Every public organisation becomes an end in itself—Private organisations subject to competition—Officialdom of the German Socialist party—TradeUnion officials.
Every organisation established for the promotion of a particular purpose rapidly forgets the object for which it is designed and becomes an object in itself, unless restrained by the permanent menace of a heavy responsibility. This state of mind attains its maximum intensity in public administrative departments, in which officials and employees do not know whether they are made for the service or the service for them. It manifests itself in an army or a navy in which, the eventuality of war appearing far-off or even improbable, too many officers forget that it is their business to prepare for it, and since they are not kept pre-occupied by the fear of the sanction of the battlefield, their attention is principally directed to the minor advantages of their profession in time of peace. For some, these consist of an existence undisturbed by anxiety, combined with a good and undisturbed administration of their commands; for others, the opportunity of employing only a moderate degree of application to the discharge of their professional duties; for a certain number the zeal and ability which will procure them promotion, while a very small number are pre-occupied exclusively with military activities.
In industrial organisations the same spirit would rapidly gain the upper hand, were it not every day disturbed by competition.
Among political organisations, the German Social Democratic party has furnished a topical example. Charged with the administration of a Budget derived from the subscriptions of 400,000 paying members, its managers have forgotten that the party is merely a means to an end; they have made the party an object in itself, since it secured them positions and remuneration, and have administered it in order to preserve it and not as an engine of war which runs the risk of self-destruction in the performance of its work. Its leaders speak, but do not act, and their only fear is that some movement may put their beautiful arrangement out of order. This attitude of mind was well displayed at the Stuttgart Congress. The electoral defeat of 1906, says Bebel, has done us no harm. The party has increased its membership from 384,000 to 530,000, and our subscriptions in June amounted to 170,000 marks; and among the arguments put forward by them in opposition to Hervé's theories, they pointed to their personal security without any false shame. If this is their conception of their work when constituted as a revolutionary party, imagine how they would have conceived it had they been at the head of a Government.

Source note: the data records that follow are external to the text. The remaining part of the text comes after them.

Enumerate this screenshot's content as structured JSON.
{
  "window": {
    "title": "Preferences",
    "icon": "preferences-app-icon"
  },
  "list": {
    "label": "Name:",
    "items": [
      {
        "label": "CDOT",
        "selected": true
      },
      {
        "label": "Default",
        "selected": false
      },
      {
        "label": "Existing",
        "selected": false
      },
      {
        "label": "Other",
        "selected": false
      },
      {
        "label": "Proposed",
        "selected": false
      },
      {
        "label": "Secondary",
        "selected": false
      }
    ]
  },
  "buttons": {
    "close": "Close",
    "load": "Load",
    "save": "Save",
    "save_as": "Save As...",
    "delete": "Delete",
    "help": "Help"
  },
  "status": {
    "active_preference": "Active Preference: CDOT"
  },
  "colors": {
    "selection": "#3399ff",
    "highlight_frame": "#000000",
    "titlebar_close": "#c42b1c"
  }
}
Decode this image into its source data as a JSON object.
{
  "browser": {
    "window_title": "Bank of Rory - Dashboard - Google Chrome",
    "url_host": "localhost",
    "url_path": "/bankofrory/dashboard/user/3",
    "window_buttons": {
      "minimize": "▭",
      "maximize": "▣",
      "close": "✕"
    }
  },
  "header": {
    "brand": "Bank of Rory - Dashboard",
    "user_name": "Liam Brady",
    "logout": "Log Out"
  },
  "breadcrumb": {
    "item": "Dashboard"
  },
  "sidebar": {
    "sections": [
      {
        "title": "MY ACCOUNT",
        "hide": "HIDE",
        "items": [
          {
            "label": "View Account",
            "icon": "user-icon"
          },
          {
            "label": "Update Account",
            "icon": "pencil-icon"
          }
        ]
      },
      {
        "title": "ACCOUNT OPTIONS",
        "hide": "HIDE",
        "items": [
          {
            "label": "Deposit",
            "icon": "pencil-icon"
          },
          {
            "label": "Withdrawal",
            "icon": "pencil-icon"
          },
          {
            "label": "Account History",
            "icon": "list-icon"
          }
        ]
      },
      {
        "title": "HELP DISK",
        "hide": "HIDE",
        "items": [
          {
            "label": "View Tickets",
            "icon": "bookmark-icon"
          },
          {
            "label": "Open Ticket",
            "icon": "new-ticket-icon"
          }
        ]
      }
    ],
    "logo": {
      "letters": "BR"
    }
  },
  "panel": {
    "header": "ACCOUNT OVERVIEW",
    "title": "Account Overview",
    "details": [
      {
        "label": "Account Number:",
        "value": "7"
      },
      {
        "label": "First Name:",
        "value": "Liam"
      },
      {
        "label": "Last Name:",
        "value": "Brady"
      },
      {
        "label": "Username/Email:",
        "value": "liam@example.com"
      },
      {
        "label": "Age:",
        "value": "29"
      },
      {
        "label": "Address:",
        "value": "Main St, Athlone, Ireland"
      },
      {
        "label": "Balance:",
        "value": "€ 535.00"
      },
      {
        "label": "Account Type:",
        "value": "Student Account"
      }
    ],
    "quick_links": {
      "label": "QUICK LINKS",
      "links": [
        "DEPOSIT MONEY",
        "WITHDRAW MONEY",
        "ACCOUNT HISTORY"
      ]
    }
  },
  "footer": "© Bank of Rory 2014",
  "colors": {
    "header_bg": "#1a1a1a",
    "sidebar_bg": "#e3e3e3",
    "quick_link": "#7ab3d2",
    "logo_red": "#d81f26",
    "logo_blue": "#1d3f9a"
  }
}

They would have approved themselves as model Conservatives, without either activity or energy, except in opposition to those who might have threatened their positions.
Mr. and Mrs. Sidney Webb have told us of the increasing number of Trade Union officials, and have shown us that the policy they carry out is influenced by their personal position rather than by the interests of the members of the Unions.1

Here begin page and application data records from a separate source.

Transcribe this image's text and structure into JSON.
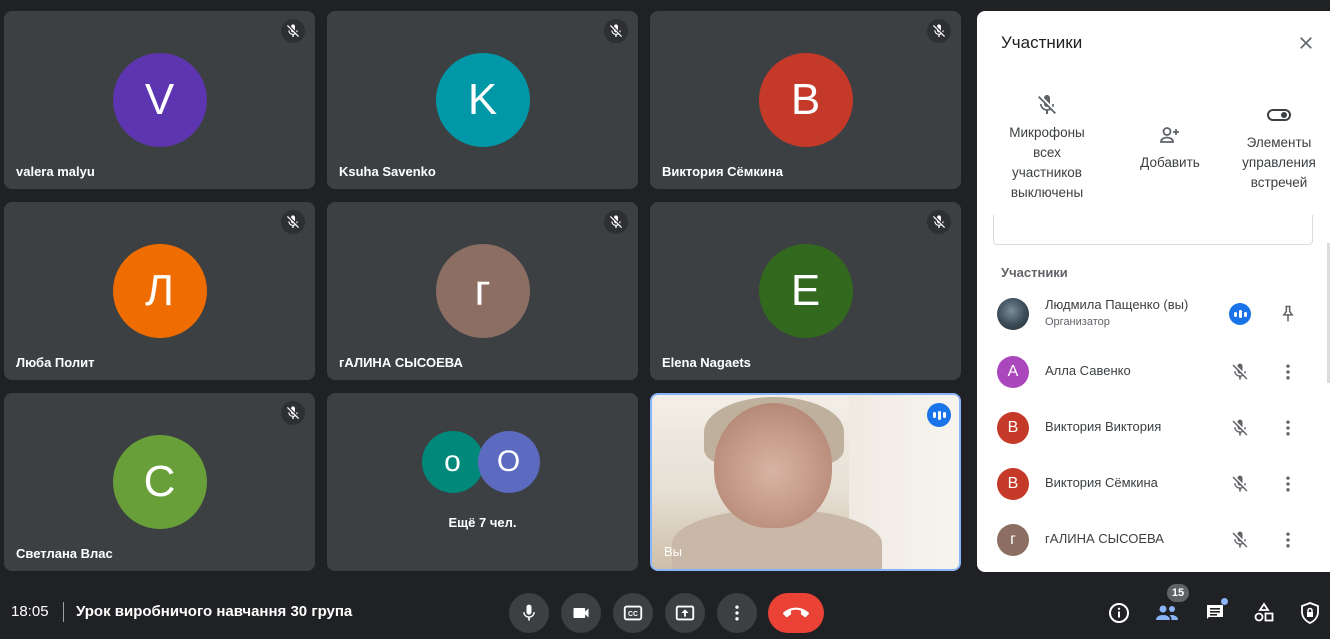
{
  "tiles": [
    {
      "name": "valera malyu",
      "initial": "V",
      "color": "#5e35b1"
    },
    {
      "name": "Ksuha Savenko",
      "initial": "K",
      "color": "#0097a7"
    },
    {
      "name": "Виктория Сёмкина",
      "initial": "В",
      "color": "#c53929"
    },
    {
      "name": "Люба Полит",
      "initial": "Л",
      "color": "#ef6c00"
    },
    {
      "name": "гАЛИНА СЫСОЕВА",
      "initial": "г",
      "color": "#8d6e63"
    },
    {
      "name": "Elena Nagaets",
      "initial": "E",
      "color": "#33691e"
    },
    {
      "name": "Светлана Влас",
      "initial": "C",
      "color": "#689f38"
    }
  ],
  "more_tile": {
    "avatar1": {
      "initial": "о",
      "color": "#00897b"
    },
    "avatar2": {
      "initial": "O",
      "color": "#5c6bc0"
    },
    "label": "Ещё 7 чел."
  },
  "self_tile": {
    "label": "Вы"
  },
  "panel": {
    "title": "Участники",
    "actions": {
      "mute_all": "Микрофоны всех участников выключены",
      "add": "Добавить",
      "controls": "Элементы управления встречей"
    },
    "section_label": "Участники",
    "participants": [
      {
        "name": "Людмила Пащенко (вы)",
        "role": "Организатор",
        "initial": ""
      },
      {
        "name": "Алла Савенко",
        "initial": "А",
        "color": "#ab47bc"
      },
      {
        "name": "Виктория Виктория",
        "initial": "В",
        "color": "#c53929"
      },
      {
        "name": "Виктория Сёмкина",
        "initial": "В",
        "color": "#c53929"
      },
      {
        "name": "гАЛИНА СЫСОЕВА",
        "initial": "г",
        "color": "#8d6e63"
      }
    ]
  },
  "bottom_bar": {
    "time": "18:05",
    "meeting_title": "Урок виробничого навчання 30 група",
    "participant_count": "15"
  },
  "colors": {
    "background": "#202124",
    "tile": "#3c4043",
    "accent": "#1a73e8",
    "end_call": "#ea4335"
  }
}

What collectivist is there who can imagine that, if the collectivist state became a reality, its leaders and officials would never act otherwise than with the object of attaining its true ideal?
History of Trade Unionism.